(Interface dataset entries)
=== Section Start ===
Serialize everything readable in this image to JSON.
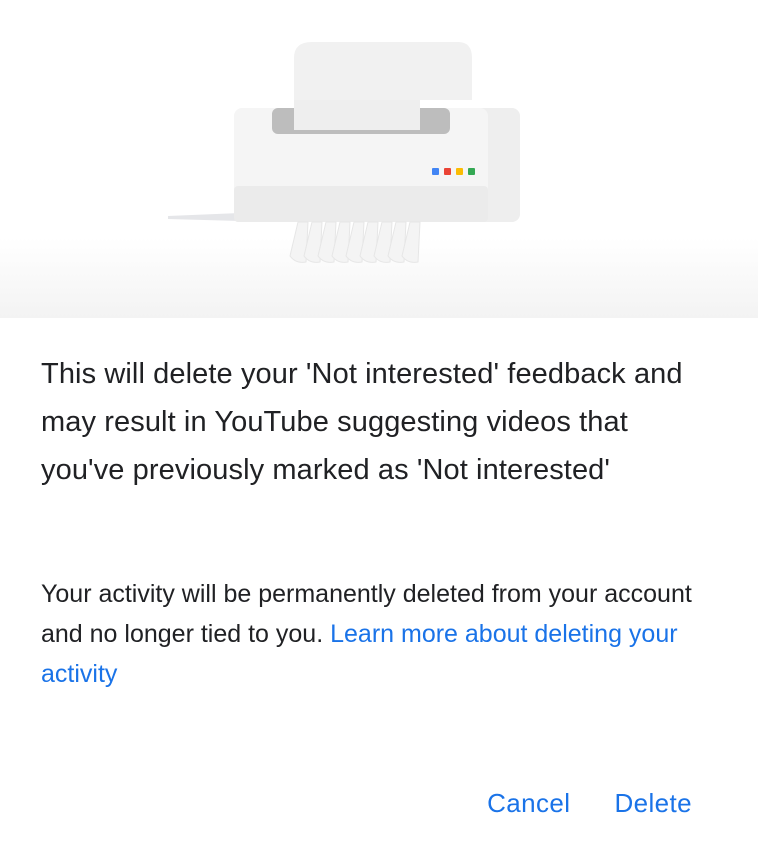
{
  "dialog": {
    "title": "This will delete your 'Not interested' feedback and may result in YouTube suggesting videos that you've previously marked as 'Not interested'",
    "body_text": "Your activity will be permanently deleted from your account and no longer tied to you.",
    "learn_more_link": "Learn more about deleting your activity",
    "illustration": "paper-shredder-illustration",
    "dot_colors": [
      "#4285f4",
      "#ea4335",
      "#fbbc04",
      "#34a853"
    ]
  },
  "actions": {
    "cancel_label": "Cancel",
    "delete_label": "Delete"
  },
  "colors": {
    "accent": "#1a73e8",
    "text": "#202124"
  }
}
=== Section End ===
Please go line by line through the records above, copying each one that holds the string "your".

    "title": "This will delete your 'Not interested' feedback and may result in YouTube suggesting videos that you've previously marked as 'Not interested'",
    "body_text": "Your activity will be permanently deleted from your account and no longer tied to you.",
    "learn_more_link": "Learn more about deleting your activity",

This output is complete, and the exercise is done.